EXERCISE BRIEF: Nothing should be left out when you copy the entries below.

────────────────────

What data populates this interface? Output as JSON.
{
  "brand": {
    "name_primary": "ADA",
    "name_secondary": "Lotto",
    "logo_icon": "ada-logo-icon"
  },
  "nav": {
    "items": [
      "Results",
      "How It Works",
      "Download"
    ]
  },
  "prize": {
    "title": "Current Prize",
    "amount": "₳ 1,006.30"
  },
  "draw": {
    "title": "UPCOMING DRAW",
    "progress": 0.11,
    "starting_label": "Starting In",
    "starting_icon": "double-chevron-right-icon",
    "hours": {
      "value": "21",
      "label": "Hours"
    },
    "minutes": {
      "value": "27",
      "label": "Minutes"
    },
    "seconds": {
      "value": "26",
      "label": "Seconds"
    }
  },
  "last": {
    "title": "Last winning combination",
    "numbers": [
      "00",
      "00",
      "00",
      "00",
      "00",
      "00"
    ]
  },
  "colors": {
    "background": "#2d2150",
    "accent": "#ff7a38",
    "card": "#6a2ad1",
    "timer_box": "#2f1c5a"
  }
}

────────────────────

SOLVED PROBLEM:
What data populates this interface? Output as JSON.
{
  "brand": {
    "name_primary": "ADA",
    "name_secondary": "Lotto",
    "logo_icon": "ada-logo-icon"
  },
  "nav": {
    "items": [
      "Results",
      "How It Works",
      "Download"
    ]
  },
  "prize": {
    "title": "Current Prize",
    "amount": "₳ 1,006.30"
  },
  "draw": {
    "title": "UPCOMING DRAW",
    "progress": 0.11,
    "starting_label": "Starting In",
    "starting_icon": "double-chevron-right-icon",
    "hours": {
      "value": "21",
      "label": "Hours"
    },
    "minutes": {
      "value": "27",
      "label": "Minutes"
    },
    "seconds": {
      "value": "26",
      "label": "Seconds"
    }
  },
  "last": {
    "title": "Last winning combination",
    "numbers": [
      "00",
      "00",
      "00",
      "00",
      "00",
      "00"
    ]
  },
  "colors": {
    "background": "#2d2150",
    "accent": "#ff7a38",
    "card": "#6a2ad1",
    "timer_box": "#2f1c5a"
  }
}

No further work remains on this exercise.